** Extracted information follows **
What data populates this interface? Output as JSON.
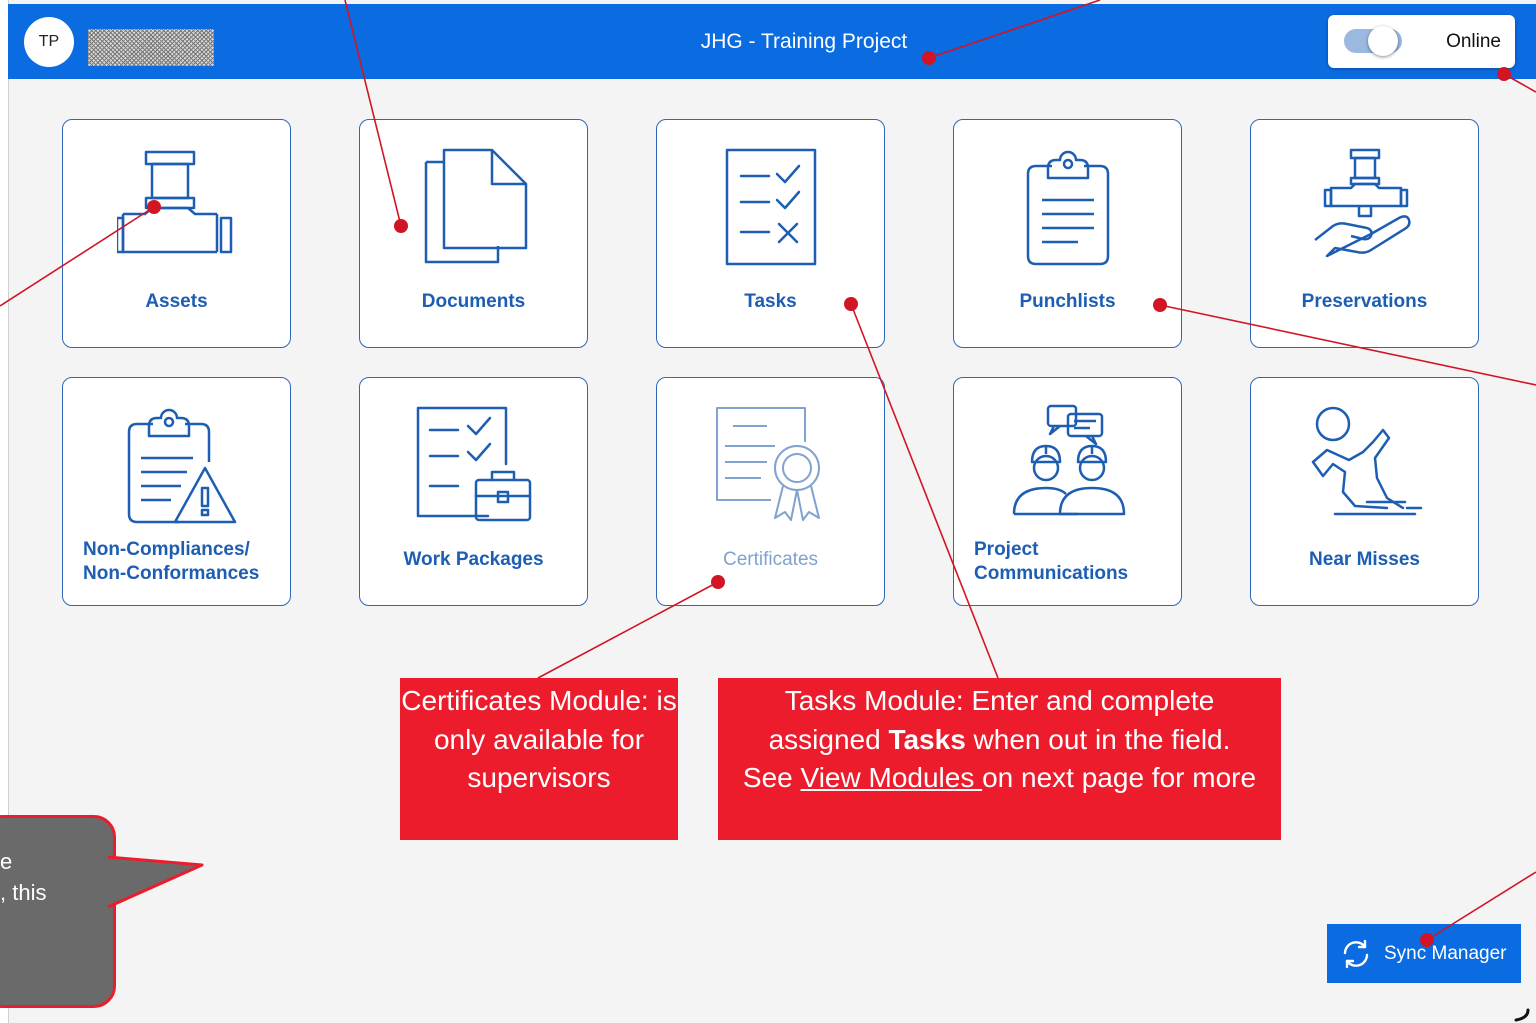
{
  "header": {
    "avatar_initials": "TP",
    "project_title": "JHG - Training Project",
    "status_label": "Online"
  },
  "modules": [
    {
      "label": "Assets",
      "icon": "pipe-fitting-icon",
      "enabled": true
    },
    {
      "label": "Documents",
      "icon": "documents-icon",
      "enabled": true
    },
    {
      "label": "Tasks",
      "icon": "checklist-icon",
      "enabled": true
    },
    {
      "label": "Punchlists",
      "icon": "clipboard-icon",
      "enabled": true
    },
    {
      "label": "Preservations",
      "icon": "hand-pipe-icon",
      "enabled": true
    },
    {
      "label": "Non-Compliances/ Non-Conformances",
      "icon": "clipboard-warning-icon",
      "enabled": true
    },
    {
      "label": "Work Packages",
      "icon": "checklist-briefcase-icon",
      "enabled": true
    },
    {
      "label": "Certificates",
      "icon": "certificate-icon",
      "enabled": false
    },
    {
      "label": "Project Communications",
      "icon": "workers-chat-icon",
      "enabled": true
    },
    {
      "label": "Near Misses",
      "icon": "slip-fall-icon",
      "enabled": true
    }
  ],
  "callouts": {
    "certificates": "Certificates Module: is only available for supervisors",
    "tasks_pre": "Tasks Module: Enter and complete assigned ",
    "tasks_bold": "Tasks",
    "tasks_mid": " when out in the field. See ",
    "tasks_link": "View Modules ",
    "tasks_post": "on next page for more",
    "speech_fragment_1": "e",
    "speech_fragment_2": ", this"
  },
  "sync": {
    "label": "Sync Manager",
    "icon": "sync-icon"
  },
  "colors": {
    "brand_blue": "#0b6be0",
    "tile_blue": "#1d5eb3",
    "callout_red": "#ec1c2d"
  }
}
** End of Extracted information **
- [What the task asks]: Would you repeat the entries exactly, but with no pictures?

- [Answer]:
What data populates this interface? Output as JSON.
{
  "header": {
    "avatar_initials": "TP",
    "project_title": "JHG - Training Project",
    "status_label": "Online"
  },
  "modules": [
    {
      "label": "Assets",
      "icon": "pipe-fitting-icon",
      "enabled": true
    },
    {
      "label": "Documents",
      "icon": "documents-icon",
      "enabled": true
    },
    {
      "label": "Tasks",
      "icon": "checklist-icon",
      "enabled": true
    },
    {
      "label": "Punchlists",
      "icon": "clipboard-icon",
      "enabled": true
    },
    {
      "label": "Preservations",
      "icon": "hand-pipe-icon",
      "enabled": true
    },
    {
      "label": "Non-Compliances/ Non-Conformances",
      "icon": "clipboard-warning-icon",
      "enabled": true
    },
    {
      "label": "Work Packages",
      "icon": "checklist-briefcase-icon",
      "enabled": true
    },
    {
      "label": "Certificates",
      "icon": "certificate-icon",
      "enabled": false
    },
    {
      "label": "Project Communications",
      "icon": "workers-chat-icon",
      "enabled": true
    },
    {
      "label": "Near Misses",
      "icon": "slip-fall-icon",
      "enabled": true
    }
  ],
  "callouts": {
    "certificates": "Certificates Module: is only available for supervisors",
    "tasks_pre": "Tasks Module: Enter and complete assigned ",
    "tasks_bold": "Tasks",
    "tasks_mid": " when out in the field. See ",
    "tasks_link": "View Modules ",
    "tasks_post": "on next page for more",
    "speech_fragment_1": "e",
    "speech_fragment_2": ", this"
  },
  "sync": {
    "label": "Sync Manager",
    "icon": "sync-icon"
  },
  "colors": {
    "brand_blue": "#0b6be0",
    "tile_blue": "#1d5eb3",
    "callout_red": "#ec1c2d"
  }
}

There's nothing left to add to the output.